Part of what makes it hard for us to challenge the left is that their beliefs are complicated. We don't mean complicated in a positive way. They aren't complicated the way love is complicated. They're complicated because there's no good explanation for them, no basis in reality.

The left cannot pull their heads out of the clouds. They are stuck on romantic ideas, abstract ideas, universal ideas. They talk in theories. They see the world through ideologies. They cannot divorce themselves from their own academic fixations. And — contrary to what they believe and how they act — it's not because leftists are smarter than the rest of us. And studies have repeatedly shown that leftists are the least happy people in the country. Marx was no different. The Communist Manifesto talks about how the rise of cities "rescued a considerable part of the population from the idiocy of rural life."

Studies have repeatedly shown that leftists are the least happy people in the country.

Instead of admitting that they're pathological hypocrites, they tell us that we're dumb and tell us to educate ourselves. Okay, so we educate ourselves; we return with a coherent argument. Then they say, "Well, you can't actually understand what you just said unless you understand the work of this other obscure Marxist writer. So educate yourselves more."

It's basically the "No True Scotsman" fallacy, the idea that when you point out a flaw in someone's argument, they say, "Well, that's a bad example."
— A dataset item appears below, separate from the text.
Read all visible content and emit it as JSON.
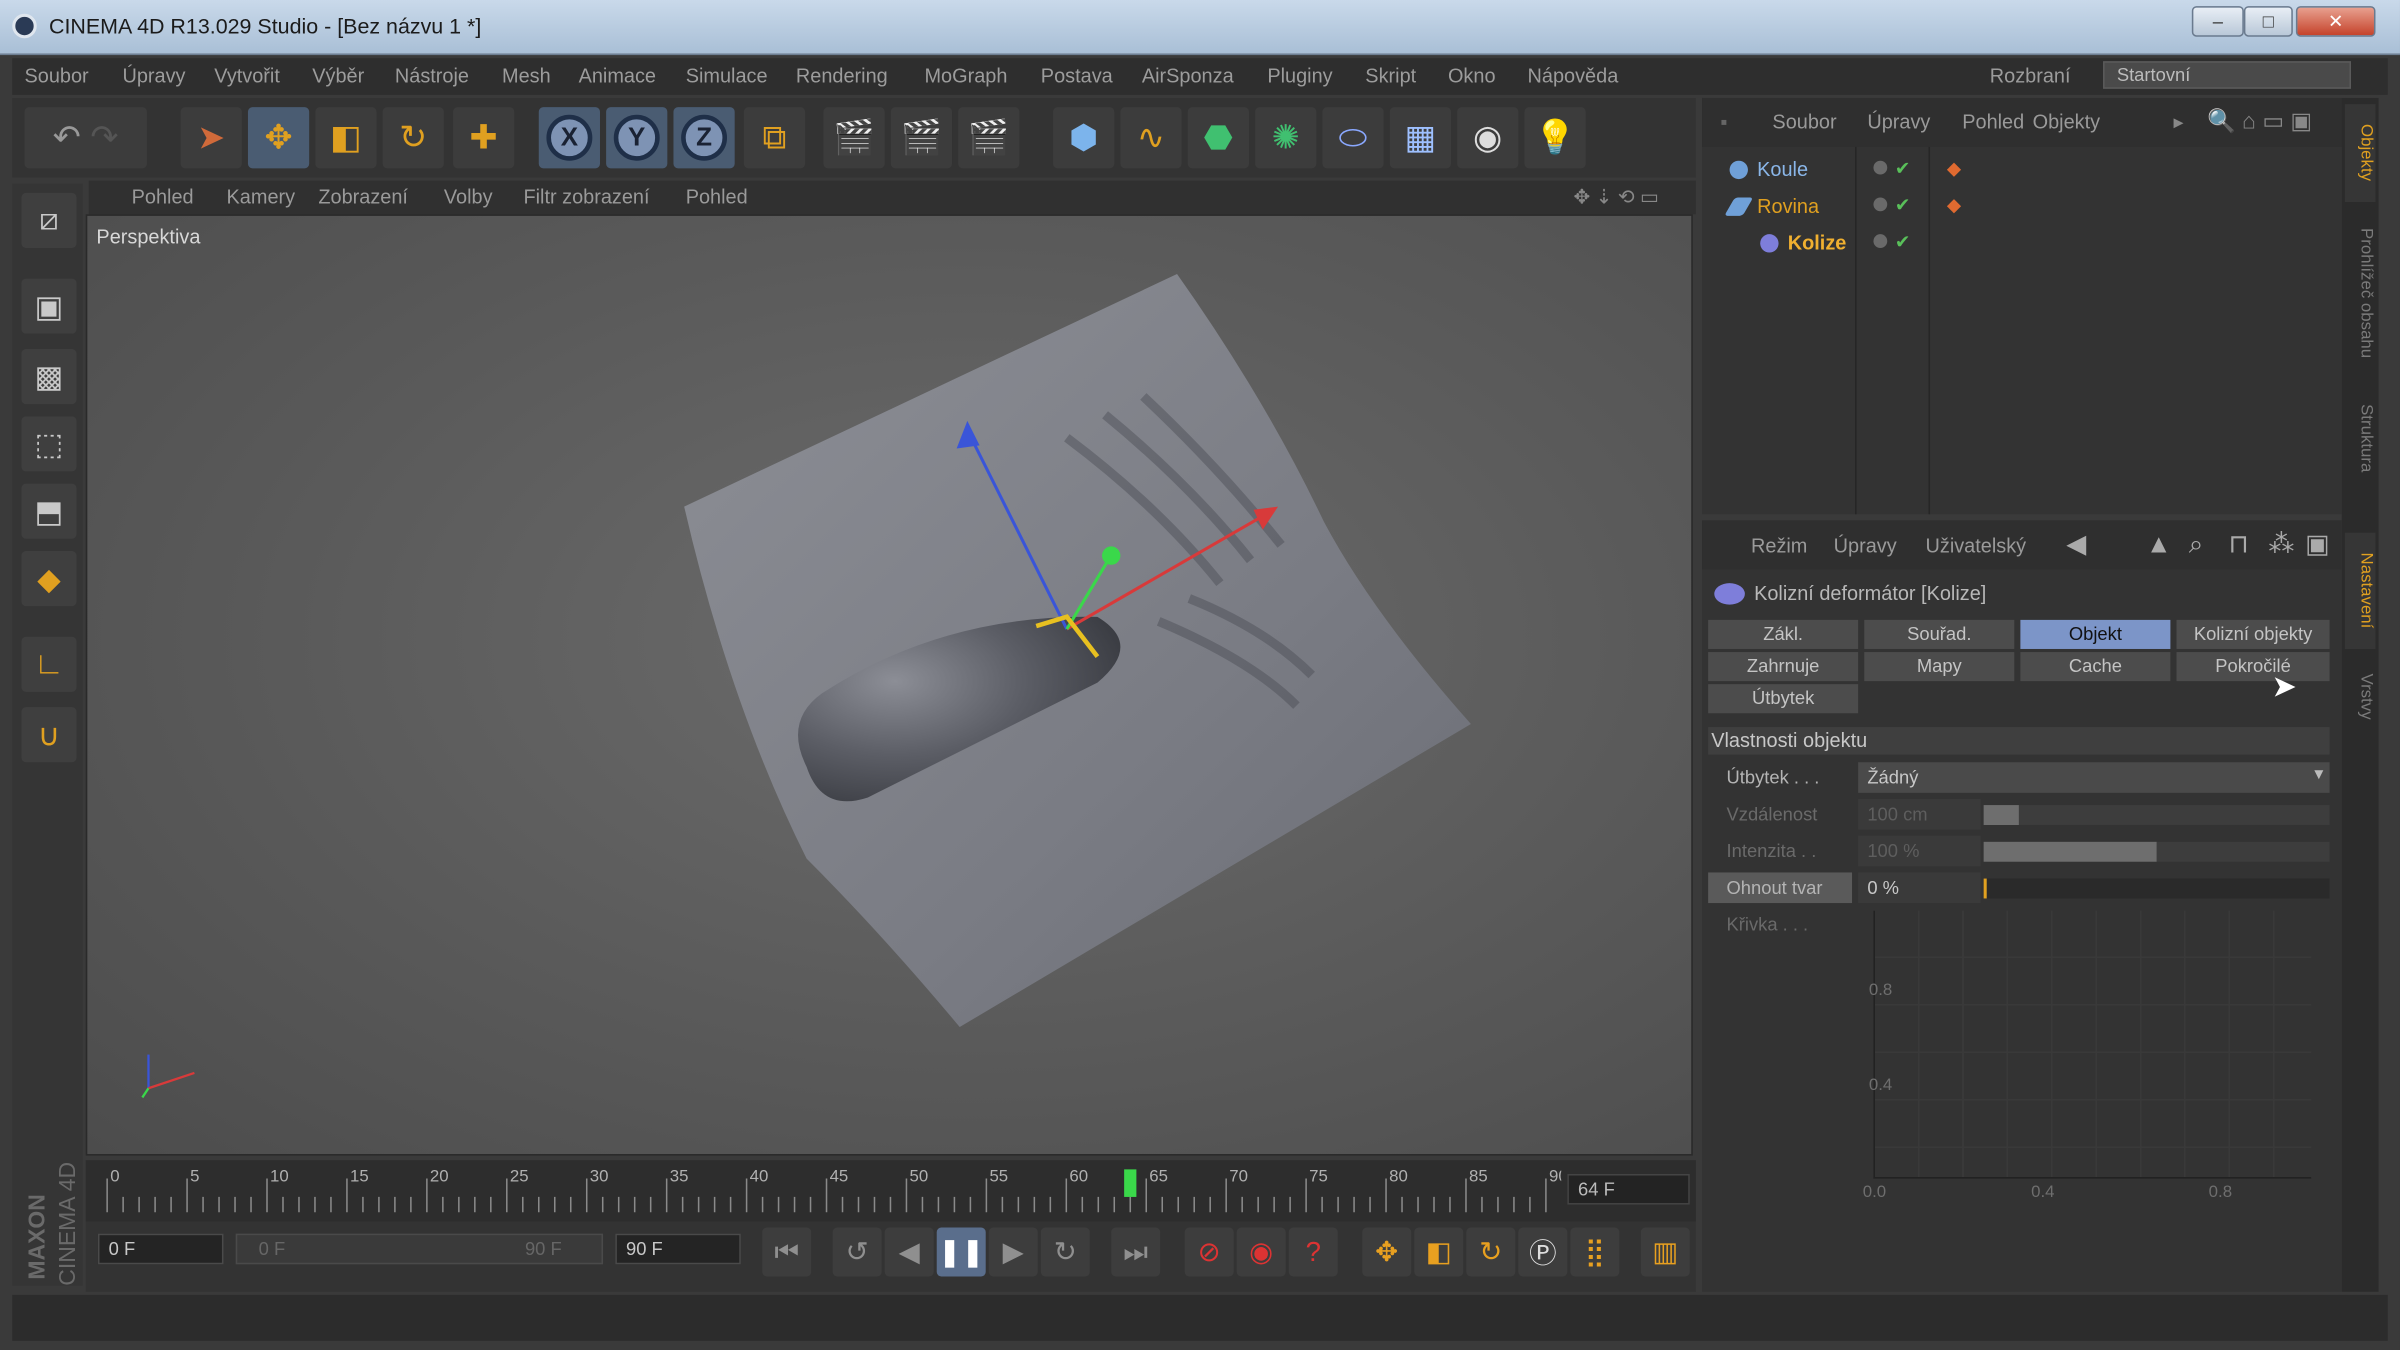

After a while, it becomes obvious that there is no final destination for their bread-crumb trail. Everything they say is based on something that somebody else said, which is based on something somebody else said.

Take critical race theory. We're sure you've noticed by now that it is not evidence-based — at all. It is not, as academics say, a quantitative method. It doesn't use objective facts and data to arrive at conclusions. Probably because most of those conclusions don't have any basis in reality.

Critical race theory is based on feelings. These feelings are based on theories that are also based on feelings.

We wanted to trace the history of critical race theory back to the point where its special brand of evil began. What allowed it to become the toxic, racist monster that it is today?

Later, we'll tell you about some of the snobs who created critical theory, which laid the groundwork for CRT. But if you follow the bread-crumb trail from their ideas, you wind up with Marxism.

For years, the staff has devoted a lot of time to researching Marxism. We have read a lot of Marx and Marxist writing. It's part of our promise to you to be as informed as possible, so that you know where to go for answers; so that you know what to say when your back is up against the wall. What happens when we take the bread-crumb trail back farther, past Marxism? What is it based on?

This is the point where Marxism became Marxism and not just extra-angry socialism.

It's actually based on the work of one of the most important philosophers in human history, a 19th-century German philosopher named Georg Wilhelm Friedrich Hegel.

This is the point where Marxism became Marxism and not just extra-angry socialism. And, as you'll see in just a bit, if we look at Hegel's actual ideas, it's obvious that Marx completely misrepresented them in order to confirm his own fantasies.

So, in a way, that's where the bread-crumb trail ends: With Marx's misrepresentation of an incredibly important, incredibly useful philosophy, a philosophy that's actually pretty conservative.

This post is part of a series on critical race theory. Read the full series here.